Due diligence is one of the first issues that comes to mind when talking about the fund industry, but what does it really involve?
Distributor due diligence is the process of evaluating a fund distributor’s operations and processes to confirm that they are competent and capable of effectively marketing and selling the fund to investors. Fund managers need to ensure that the distributor has the necessary expertise and resources to distribute the fund to investors in accordance with prevailing regulatory obligations.
The areas covered during distributor due diligence include:
- Client and investor identification: the process of verifying the identity of clients and investors in order to comply with legal and regulatory requirements. This process is typically required for financial institutions, including fund managers and distributors, in order to prevent financial crimes such as money laundering and terrorist financing.
- Compliance, risk management, and internal controls, that is, evaluating the company’s compliance and control framework, as well as risk management practices to confirm that they are effective and in place.
- Oversight of sub-distribution network which ensures that the distributors’ standards are, in turn, applied at the level of sub-distributors.
- Product governance, to ensure an appropriate framework is in place to avoid mis-selling of the product.
- ESG, to determine whether the distributor is equipped to advise investors on ESG matters.
So, how to meet changing compliance and reporting obligations?
This has, traditionally, been very challenging.
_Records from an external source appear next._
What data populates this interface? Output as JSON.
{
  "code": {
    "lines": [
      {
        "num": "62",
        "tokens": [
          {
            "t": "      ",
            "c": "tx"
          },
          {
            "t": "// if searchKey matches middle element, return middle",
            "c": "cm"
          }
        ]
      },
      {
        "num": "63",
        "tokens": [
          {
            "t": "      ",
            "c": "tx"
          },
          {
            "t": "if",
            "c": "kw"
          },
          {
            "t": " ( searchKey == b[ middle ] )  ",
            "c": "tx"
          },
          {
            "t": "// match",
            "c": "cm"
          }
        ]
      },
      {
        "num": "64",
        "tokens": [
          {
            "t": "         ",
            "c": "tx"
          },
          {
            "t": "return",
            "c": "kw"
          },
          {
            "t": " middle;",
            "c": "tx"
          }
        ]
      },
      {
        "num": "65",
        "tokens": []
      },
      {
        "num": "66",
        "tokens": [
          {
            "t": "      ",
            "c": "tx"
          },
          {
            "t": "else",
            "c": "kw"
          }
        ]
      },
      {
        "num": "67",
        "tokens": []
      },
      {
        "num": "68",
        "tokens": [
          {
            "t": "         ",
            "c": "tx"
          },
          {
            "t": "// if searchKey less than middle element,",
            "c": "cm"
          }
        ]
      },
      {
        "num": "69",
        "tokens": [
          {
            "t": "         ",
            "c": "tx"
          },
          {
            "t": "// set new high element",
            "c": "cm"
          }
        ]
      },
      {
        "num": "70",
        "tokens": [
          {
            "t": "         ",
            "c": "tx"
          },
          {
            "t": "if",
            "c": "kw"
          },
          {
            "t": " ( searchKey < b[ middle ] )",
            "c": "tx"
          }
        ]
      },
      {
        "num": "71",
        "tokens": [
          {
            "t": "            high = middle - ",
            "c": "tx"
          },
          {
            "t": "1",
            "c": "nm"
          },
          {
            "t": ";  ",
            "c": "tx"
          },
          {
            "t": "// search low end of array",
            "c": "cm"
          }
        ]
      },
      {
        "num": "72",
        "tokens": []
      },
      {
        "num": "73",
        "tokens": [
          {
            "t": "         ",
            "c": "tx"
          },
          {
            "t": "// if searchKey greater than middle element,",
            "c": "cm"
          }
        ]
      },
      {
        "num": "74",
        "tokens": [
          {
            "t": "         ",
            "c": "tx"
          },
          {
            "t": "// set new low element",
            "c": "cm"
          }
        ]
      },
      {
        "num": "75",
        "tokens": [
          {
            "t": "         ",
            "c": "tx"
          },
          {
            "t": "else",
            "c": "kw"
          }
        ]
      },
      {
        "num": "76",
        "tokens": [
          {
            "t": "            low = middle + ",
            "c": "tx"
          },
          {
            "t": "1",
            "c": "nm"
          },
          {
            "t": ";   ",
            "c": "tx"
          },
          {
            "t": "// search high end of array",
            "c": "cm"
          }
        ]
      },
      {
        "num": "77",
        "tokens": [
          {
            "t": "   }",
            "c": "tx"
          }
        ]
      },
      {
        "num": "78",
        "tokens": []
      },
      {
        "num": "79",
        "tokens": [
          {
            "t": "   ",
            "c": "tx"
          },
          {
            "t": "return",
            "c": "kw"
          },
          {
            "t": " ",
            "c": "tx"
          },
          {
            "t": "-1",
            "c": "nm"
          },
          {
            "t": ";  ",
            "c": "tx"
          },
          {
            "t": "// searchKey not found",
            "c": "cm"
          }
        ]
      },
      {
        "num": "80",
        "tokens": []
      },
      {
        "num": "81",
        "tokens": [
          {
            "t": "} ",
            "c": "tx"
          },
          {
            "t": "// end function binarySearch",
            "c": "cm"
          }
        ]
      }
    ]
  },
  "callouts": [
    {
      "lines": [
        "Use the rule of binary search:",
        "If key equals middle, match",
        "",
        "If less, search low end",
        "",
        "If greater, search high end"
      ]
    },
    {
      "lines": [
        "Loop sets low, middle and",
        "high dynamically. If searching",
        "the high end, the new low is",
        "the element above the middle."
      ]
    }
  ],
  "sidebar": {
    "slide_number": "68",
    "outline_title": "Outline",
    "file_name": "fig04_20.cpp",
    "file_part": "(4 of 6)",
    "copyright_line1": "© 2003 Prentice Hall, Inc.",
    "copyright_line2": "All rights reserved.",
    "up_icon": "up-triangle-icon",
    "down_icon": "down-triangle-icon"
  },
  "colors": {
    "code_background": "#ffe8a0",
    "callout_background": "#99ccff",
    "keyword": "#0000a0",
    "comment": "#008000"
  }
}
We see many investment managers, before joining ume, not being able to just assemble a comprehensive list of who their distributors are, define proper set of questions, let alone obtain information from them, or report on them in a consistent way. The ume platform changes that completely. The process is now digitized and investment managers can slice and dice their data, create deep insights and comprehensive reports for their management boards, auditors, and regulators.
In 2017, you launched a due diligence platform specifically designed for investment managers and distributors. Are we to understand that there was no other solution to collect and evaluate due diligence information back then – or at least, not that efficient?
Until recently, fund managers collected due diligence information by sending questionnaires via emails to distributors, asking them to complete these. Distributors would receive dozens, sometimes hundreds, of different request, asking the same information, but in a slightly different way with different questions. This was more work than distributors could handle, and fund managers would therefore only receive responses to a fraction of their request. When the fund managers did receive information, they would manually have to go through it all. It was virtually impossible to comprehensively, and consistently evaluate the distributors. The consequence was that managers did not understand, and could therefore not manage, their distribution risk.
Could you further explain what your solution is about?
ume standardises and mutualises due diligence information. The leading investment managers using the platform collectively agree the information they require. Distributors complete the information once, and that then satisfies all the fund managers’ requirements. What is more, the ume platform automatically evaluates distributors’ responses according to the individual risk appetite that the investment fund managers have themselves defined. The ume platform makes the information collection possible in the first place and saves the industry tens of thousands of man-days of effort.
The ume due diligence information requirements now set the compliance standard for the industry. These high compliance expectations reduce money laundering, terrorist financing, sanctions breaches, and mis-selling of investment products – as the regulators intended, for the greater good of investors and society overall.
What about Artificial Intelligence (AI)? Do you believe it will – or may already – be one of the main challenges in due diligence?
AI will probably become an enabler over time. Machine text understanding will further evolve and help humans understand and evaluate the information they receive. Due diligence is required to help investment managers better understand the risks they take when working with a counterparty, so that they can pair that up against the rewards they reap from the relationship. AI will help investment managers understand distribution risks even better so that they can manage them according to their risk appetite.